Sure, sometimes a lesser deserving horse can luck into a passing lane trip and win, but more often than not it’s deserving horses that are able to work out passing lane trips and capitalize on them. Even on a seven-eighths mile track, they should be afforded that opportunity. Examples from the Breeders Crown were plenty.
If not for the Hoosier passing lane, Peaky Sneaky may have not had the chance to get by Party Girl Hill. In that race, Peaky Sneaky was used to the front, strung out Party Girl Hill when yielding, and then was resurgent once the passing lane was available in the stretch. With Lyon’s Sentinel coming on too, can anyone say that wasn’t an exciting finish or that Peaky Sneaky wasn’t deserving?
How about the finish in the 3-year-old filly trot event? On the surface it might look like Next Level Stuff was a quintessential lucky horse that won because she drew the rail and then just waited for the passing lane, but that would be cheating her. In that race, it was actually Sorella that got the pocket trip and once Next Level Stuff got the inside opening she had to out-sprint not just the race leader but also the pocket-sitting Sorella who had the length head start. The point is that in both these cases horses won not solely because of a passing lane, but because they were given a chance to race when they needed to.
In a couple of races, horses that won up the passing lane did so after having to re-rally against outside horses who had already had the jump on them, or had to rely on longshot leaders carrying them far enough until the open stretch became available. Racing on the inside isn’t always an open invitation that guarantees being able to reach the passing lane before it’s too late.

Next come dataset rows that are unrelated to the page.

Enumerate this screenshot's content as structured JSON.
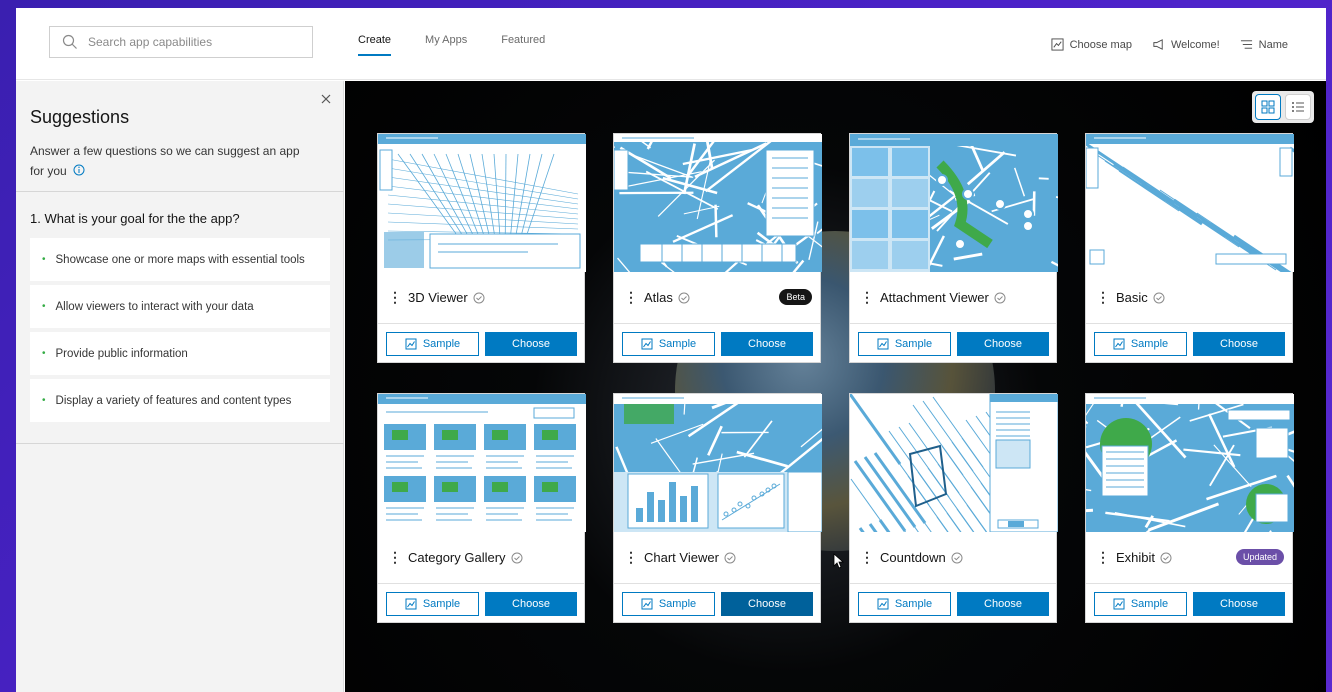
{
  "header": {
    "search_placeholder": "Search app capabilities",
    "tabs": [
      {
        "label": "Create",
        "active": true
      },
      {
        "label": "My Apps",
        "active": false
      },
      {
        "label": "Featured",
        "active": false
      }
    ],
    "right_buttons": {
      "choose_map": "Choose map",
      "welcome": "Welcome!",
      "sort": "Name"
    }
  },
  "sidebar": {
    "title": "Suggestions",
    "description": "Answer a few questions so we can suggest an app for you",
    "question": "1. What is your goal for the the app?",
    "options": [
      "Showcase one or more maps with essential tools",
      "Allow viewers to interact with your data",
      "Provide public information",
      "Display a variety of features and content types"
    ]
  },
  "gallery": {
    "sample_label": "Sample",
    "choose_label": "Choose",
    "cards": [
      {
        "title": "3D Viewer",
        "badge": "",
        "thumb": "viewer3d"
      },
      {
        "title": "Atlas",
        "badge": "Beta",
        "thumb": "atlas"
      },
      {
        "title": "Attachment Viewer",
        "badge": "",
        "thumb": "attachment"
      },
      {
        "title": "Basic",
        "badge": "",
        "thumb": "basic"
      },
      {
        "title": "Category Gallery",
        "badge": "",
        "thumb": "category"
      },
      {
        "title": "Chart Viewer",
        "badge": "",
        "thumb": "chart"
      },
      {
        "title": "Countdown",
        "badge": "",
        "thumb": "countdown"
      },
      {
        "title": "Exhibit",
        "badge": "Updated",
        "thumb": "exhibit"
      }
    ]
  },
  "colors": {
    "accent": "#007ac2",
    "map_blue": "#5aaad8",
    "map_green": "#3fa94a",
    "updated_badge": "#6b4fa8"
  },
  "icons": [
    "search-icon",
    "map-icon",
    "megaphone-icon",
    "sort-icon",
    "close-icon",
    "info-icon",
    "grid-view-icon",
    "list-view-icon",
    "kebab-icon",
    "circle-check-icon",
    "sample-map-icon"
  ]
}
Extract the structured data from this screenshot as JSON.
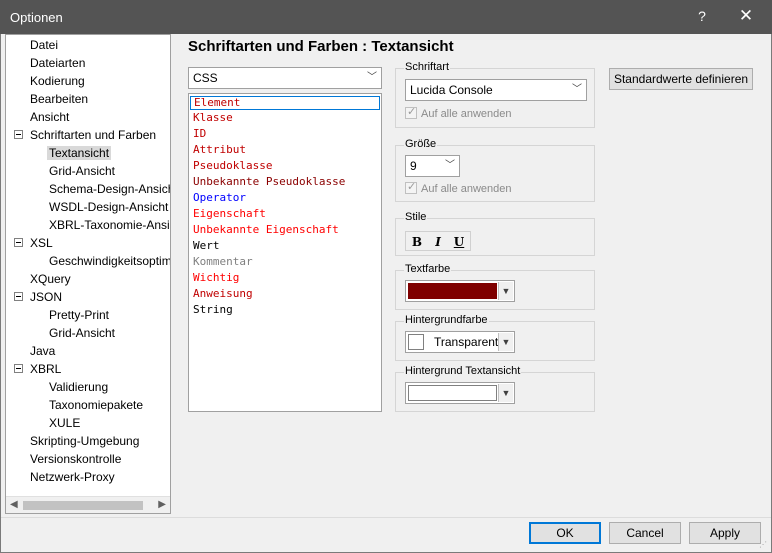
{
  "window": {
    "title": "Optionen",
    "help_glyph": "?",
    "close_glyph": "✕"
  },
  "tree": {
    "items": [
      {
        "label": "Datei",
        "level": 0,
        "expander": false
      },
      {
        "label": "Dateiarten",
        "level": 0,
        "expander": false
      },
      {
        "label": "Kodierung",
        "level": 0,
        "expander": false
      },
      {
        "label": "Bearbeiten",
        "level": 0,
        "expander": false
      },
      {
        "label": "Ansicht",
        "level": 0,
        "expander": false
      },
      {
        "label": "Schriftarten und Farben",
        "level": 0,
        "expander": true
      },
      {
        "label": "Textansicht",
        "level": 1,
        "expander": false,
        "selected": true
      },
      {
        "label": "Grid-Ansicht",
        "level": 1,
        "expander": false
      },
      {
        "label": "Schema-Design-Ansicht",
        "level": 1,
        "expander": false
      },
      {
        "label": "WSDL-Design-Ansicht",
        "level": 1,
        "expander": false
      },
      {
        "label": "XBRL-Taxonomie-Ansicht",
        "level": 1,
        "expander": false
      },
      {
        "label": "XSL",
        "level": 0,
        "expander": true
      },
      {
        "label": "Geschwindigkeitsoptimierungen",
        "level": 1,
        "expander": false
      },
      {
        "label": "XQuery",
        "level": 0,
        "expander": false
      },
      {
        "label": "JSON",
        "level": 0,
        "expander": true
      },
      {
        "label": "Pretty-Print",
        "level": 1,
        "expander": false
      },
      {
        "label": "Grid-Ansicht",
        "level": 1,
        "expander": false
      },
      {
        "label": "Java",
        "level": 0,
        "expander": false
      },
      {
        "label": "XBRL",
        "level": 0,
        "expander": true
      },
      {
        "label": "Validierung",
        "level": 1,
        "expander": false
      },
      {
        "label": "Taxonomiepakete",
        "level": 1,
        "expander": false
      },
      {
        "label": "XULE",
        "level": 1,
        "expander": false
      },
      {
        "label": "Skripting-Umgebung",
        "level": 0,
        "expander": false
      },
      {
        "label": "Versionskontrolle",
        "level": 0,
        "expander": false
      },
      {
        "label": "Netzwerk-Proxy",
        "level": 0,
        "expander": false
      }
    ],
    "scroll_left_glyph": "◀",
    "scroll_right_glyph": "▶"
  },
  "main": {
    "heading": "Schriftarten und Farben : Textansicht",
    "language_select": "CSS",
    "elements": [
      {
        "label": "Element",
        "color": "#c00000"
      },
      {
        "label": "Klasse",
        "color": "#c00000"
      },
      {
        "label": "ID",
        "color": "#c00000"
      },
      {
        "label": "Attribut",
        "color": "#c00000"
      },
      {
        "label": "Pseudoklasse",
        "color": "#c00000"
      },
      {
        "label": "Unbekannte Pseudoklasse",
        "color": "#8b0000"
      },
      {
        "label": "Operator",
        "color": "#0000ff"
      },
      {
        "label": "Eigenschaft",
        "color": "#ff0000"
      },
      {
        "label": "Unbekannte Eigenschaft",
        "color": "#ff0000"
      },
      {
        "label": "Wert",
        "color": "#000000"
      },
      {
        "label": "Kommentar",
        "color": "#808080"
      },
      {
        "label": "Wichtig",
        "color": "#ff0000"
      },
      {
        "label": "Anweisung",
        "color": "#c00000"
      },
      {
        "label": "String",
        "color": "#000000"
      }
    ],
    "font_group": {
      "label": "Schriftart",
      "value": "Lucida Console",
      "apply_all": "Auf alle anwenden"
    },
    "size_group": {
      "label": "Größe",
      "value": "9",
      "apply_all": "Auf alle anwenden"
    },
    "style_group": {
      "label": "Stile",
      "bold": "B",
      "italic": "I",
      "underline": "U"
    },
    "text_color_group": {
      "label": "Textfarbe",
      "color": "#7f0000"
    },
    "bg_color_group": {
      "label": "Hintergrundfarbe",
      "value": "Transparent"
    },
    "bg_textview_group": {
      "label": "Hintergrund Textansicht",
      "color": "#ffffff"
    },
    "reset_button": "Standardwerte definieren"
  },
  "footer": {
    "ok": "OK",
    "cancel": "Cancel",
    "apply": "Apply"
  }
}
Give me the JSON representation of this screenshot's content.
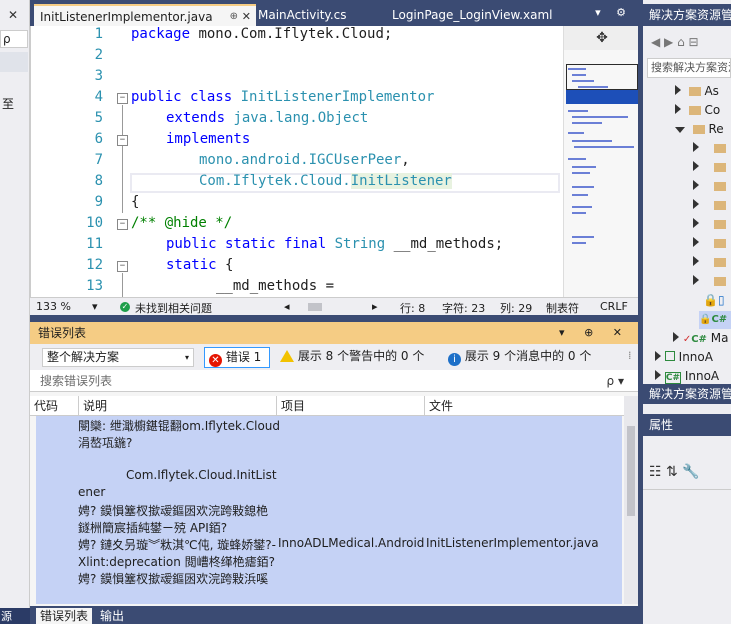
{
  "left_strip": {
    "search_glyph": "ρ",
    "chevron": "▾",
    "clipped_text": "至",
    "bottom_label": "源"
  },
  "tabs": [
    {
      "label": "InitListenerImplementor.java",
      "active": true,
      "pin": "⊕",
      "close": "✕"
    },
    {
      "label": "MainActivity.cs",
      "active": false
    },
    {
      "label": "LoginPage_LoginView.xaml",
      "active": false
    }
  ],
  "tab_tools": "▾ ⚙",
  "editor": {
    "line_numbers": [
      "1",
      "2",
      "3",
      "4",
      "5",
      "6",
      "7",
      "8",
      "9",
      "10",
      "11",
      "12",
      "13"
    ],
    "lines": {
      "l1_kw": "package",
      "l1_rest": " mono.Com.Iflytek.Cloud;",
      "l4_kw": "public class",
      "l4_ty": " InitListenerImplementor",
      "l5_kw": "extends",
      "l5_ty": " java.lang.Object",
      "l6_kw": "implements",
      "l7_ty": "mono.android.IGCUserPeer",
      "l7_rest": ",",
      "l8_ty": "Com.Iflytek.Cloud.",
      "l8_hl": "InitListener",
      "l9": "{",
      "l10_cm": "/** @hide */",
      "l11_kw": "public static final",
      "l11_ty": " String",
      "l11_rest": " __md_methods;",
      "l12_kw": "static",
      "l12_rest": " {",
      "l13": "__md_methods ="
    },
    "fold_glyph": "−",
    "split_glyph": "✥"
  },
  "status": {
    "zoom": "133 %",
    "zoom_arrow": "▾",
    "ok_glyph": "✓",
    "message": "未找到相关问题",
    "scroll_left": "◂",
    "scroll_right": "▸",
    "line": "行: 8",
    "char": "字符: 23",
    "col": "列: 29",
    "indent": "制表符",
    "eol": "CRLF"
  },
  "error_list": {
    "title": "错误列表",
    "tools": "▾ ⊕ ✕",
    "scope": "整个解决方案",
    "scope_arrow": "▾",
    "errors_label": "错误 1",
    "error_glyph": "✕",
    "info_glyph": "i",
    "warnings_label": "展示 8 个警告中的 0 个",
    "messages_label": "展示 9 个消息中的 0 个",
    "more_glyph": "⁞",
    "search_placeholder": "搜索错误列表",
    "search_glyph": "ρ ▾",
    "columns": [
      "代码",
      "说明",
      "项目",
      "文件"
    ],
    "body_lines": [
      "閿欒: 绁濈櫥鍖锟翻om.Iflytek.Cloud",
      "涓嶅瓨鍦?",
      "Com.Iflytek.Cloud.InitList",
      "ener",
      "娉? 鏌愪簺杈撳叆鏂囦欢浣跨敤鎴栬",
      "鐩栦簡宸插純鐢ㄧ殑 API銆?",
      "娉? 鏈夊叧璇︾粏淇℃伅, 璇蜂娇鐢?-",
      "Xlint:deprecation 閲嶆柊缂栬瘧銆?",
      "娉? 鏌愪簺杈撳叆鏂囦欢浣跨敤浜嗘"
    ],
    "project": "InnoADLMedical.Android",
    "file": "InitListenerImplementor.java",
    "bottom_tabs": [
      "错误列表",
      "输出"
    ]
  },
  "solution": {
    "title": "解决方案资源管理器",
    "toolbar": "◀ ▶ ⌂ ⊟",
    "search_placeholder": "搜索解决方案资源管理器",
    "items": [
      {
        "label": "As",
        "kind": "folder"
      },
      {
        "label": "Co",
        "kind": "folder"
      },
      {
        "label": "Re",
        "kind": "folder"
      }
    ],
    "subfolders": 8,
    "files": [
      {
        "label": "",
        "kind": "lock-file"
      },
      {
        "label": "C#",
        "kind": "csharp"
      }
    ],
    "projects": [
      {
        "label": "Ma",
        "prefix": "✓ C#"
      },
      {
        "label": "InnoA",
        "prefix": ""
      },
      {
        "label": "InnoA",
        "prefix": "C#"
      }
    ],
    "bottom_label": "解决方案资源管理器"
  },
  "properties": {
    "title": "属性",
    "icons": "☷ ⇅ 🔧"
  }
}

It was the same thing with evenly split results in the 2-year-old Breeders Crowns where two races (both trots) were won by horses utilizing the passing lane. On the pacing side, one race was held by the filly that led into the stretch and the other race was a dead heat between a horse on the lead and a horse from well off the pace. Just from the standpoint of excitement, what’s not to like of close finish after close finish?
A passing lane on a track such as Hoosier may seem unconventional, but it’s not a first. Balmoral Park was a one-mile track with a passing lane and I don’t recall much controversy over whether or not a mile track should have a passing lane. In fact, handle used to be quite decent there in its heyday.
Even if you were to compare the flow of a race at Hoosier to that of Woodbine Mohawk Park or the Meadowlands, is there really that much of a difference despite the fact that Hoosier has a passing lane? One thing I will concede at Hoosier is that the outside horses generally do have a more difficult time than the inside horses. In so many of the Breeders Crown eliminations the week prior, race after race saw the outside group of horses fizzle in the stretch while ground-saving horses shot through for wins. But again, I see the same thing all the time at Harrah’s Philadelphia where if the outside flow of horses can’t reach the leader with any momentum by the top of the stretch, it becomes that much more difficult to kick off cover and gain any ground. That’s just the nature of harness racing.
The Breeders Crown at Hoosier Park proved that there can be high quality racing on a track with both a long stretch and a passing lane. It comes down to giving horses the chance to win if good enough. What more could you ask for?